WORK TO COMPLETE:
The entries are to be reproduced word for word, with all images left out.

Start of RECORDED DATA

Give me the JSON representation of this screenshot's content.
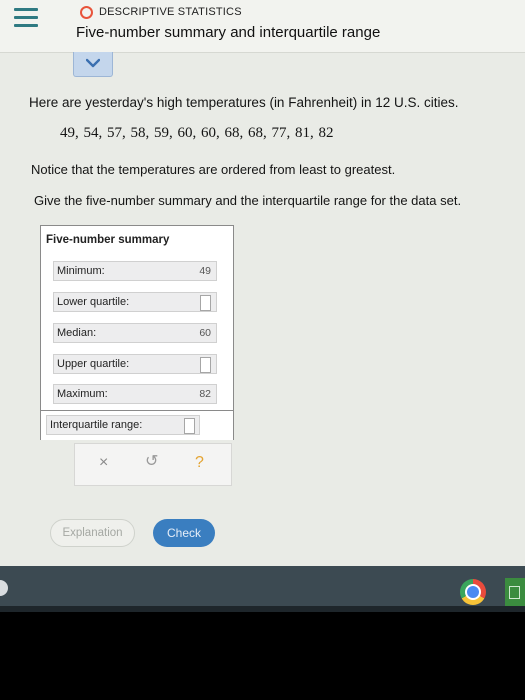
{
  "header": {
    "topic": "DESCRIPTIVE STATISTICS",
    "title": "Five-number summary and interquartile range"
  },
  "question": {
    "intro": "Here are yesterday's high temperatures (in Fahrenheit) in 12 U.S. cities.",
    "dataset": "49,  54,  57,  58,  59,  60,  60,  68,  68,  77,  81,  82",
    "notice": "Notice that the temperatures are ordered from least to greatest.",
    "task": "Give the five-number summary and the interquartile range for the data set."
  },
  "summary": {
    "title": "Five-number summary",
    "rows": [
      {
        "label": "Minimum:",
        "value": "49"
      },
      {
        "label": "Lower quartile:",
        "value": ""
      },
      {
        "label": "Median:",
        "value": "60"
      },
      {
        "label": "Upper quartile:",
        "value": ""
      },
      {
        "label": "Maximum:",
        "value": "82"
      }
    ],
    "iqr_label": "Interquartile range:",
    "iqr_value": ""
  },
  "tools": {
    "clear_icon": "×",
    "undo_icon": "↺",
    "help_icon": "?"
  },
  "buttons": {
    "explanation": "Explanation",
    "check": "Check"
  },
  "colors": {
    "accent": "#3a7ec0",
    "menu": "#2f7a82",
    "topic_dot": "#e8543b",
    "help": "#e4a432"
  }
}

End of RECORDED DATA

SOLUTION BELOW:
Give me the JSON representation of this screenshot's content.
{
  "header": {
    "topic": "DESCRIPTIVE STATISTICS",
    "title": "Five-number summary and interquartile range"
  },
  "question": {
    "intro": "Here are yesterday's high temperatures (in Fahrenheit) in 12 U.S. cities.",
    "dataset": "49,  54,  57,  58,  59,  60,  60,  68,  68,  77,  81,  82",
    "notice": "Notice that the temperatures are ordered from least to greatest.",
    "task": "Give the five-number summary and the interquartile range for the data set."
  },
  "summary": {
    "title": "Five-number summary",
    "rows": [
      {
        "label": "Minimum:",
        "value": "49"
      },
      {
        "label": "Lower quartile:",
        "value": ""
      },
      {
        "label": "Median:",
        "value": "60"
      },
      {
        "label": "Upper quartile:",
        "value": ""
      },
      {
        "label": "Maximum:",
        "value": "82"
      }
    ],
    "iqr_label": "Interquartile range:",
    "iqr_value": ""
  },
  "tools": {
    "clear_icon": "×",
    "undo_icon": "↺",
    "help_icon": "?"
  },
  "buttons": {
    "explanation": "Explanation",
    "check": "Check"
  },
  "colors": {
    "accent": "#3a7ec0",
    "menu": "#2f7a82",
    "topic_dot": "#e8543b",
    "help": "#e4a432"
  }
}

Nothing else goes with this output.